- Community involvement – Projects that do not earn local community support can encounter difficulty in long term viability
- Follow Through – Projects that budget for long term operating and maintenance costs may achieve sustained success
- Accountability and Evaluation – Projects that demand transparency and accountability may have a higher chance for appropriate allocation of funding
- Strategic vs Tactical Approach – Projects that address challenges at the appropriate level (community, regional, national government) have a higher probability of success
- NGO Involvement – Awarding projects to NGOs with proven records and experience in the specific field can improve the project’s chances for success
- Education – Projects that do not engage the local populace and educate them on the project’s goals and details may not reduce the community’s demand for future, similar projects
Aid donors can mitigate these challenges by properly structuring their grants and collaborating with effective NGOs.
Dermot Gilley says

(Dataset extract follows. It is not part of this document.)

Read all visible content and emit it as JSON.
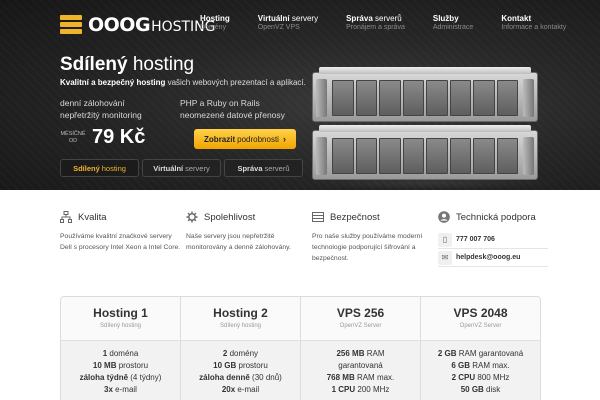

“… mitigate this effect and encourage developing countries to protect their ecosystems …” That’s easier said than done, though. The problem is that, unlike a development of five hotels built of concrete on a beach, an ecosystem is not easily “parceled out” into similarly manageable stretches that then are “sustainably” managed forever into the future. Ecosystems depend on “the whole” surrounding them. While this is difficult to discern in most cases, here is an example everyone can understand: probably the biggest and most important ecosystem the world knows (after the much-ravaged oceans) are the rain forests. But a) you cannot really conceive of eco-tourism in rain forests or you further destroy what’s left, nor b) can you do so on a small geographic scale and piecemeal, as is the usual scope of development aid funded projects. So, all told, we are probably talking band-aids once again that will slow but not halt, let alone revers, a process of urbanization and industrialization.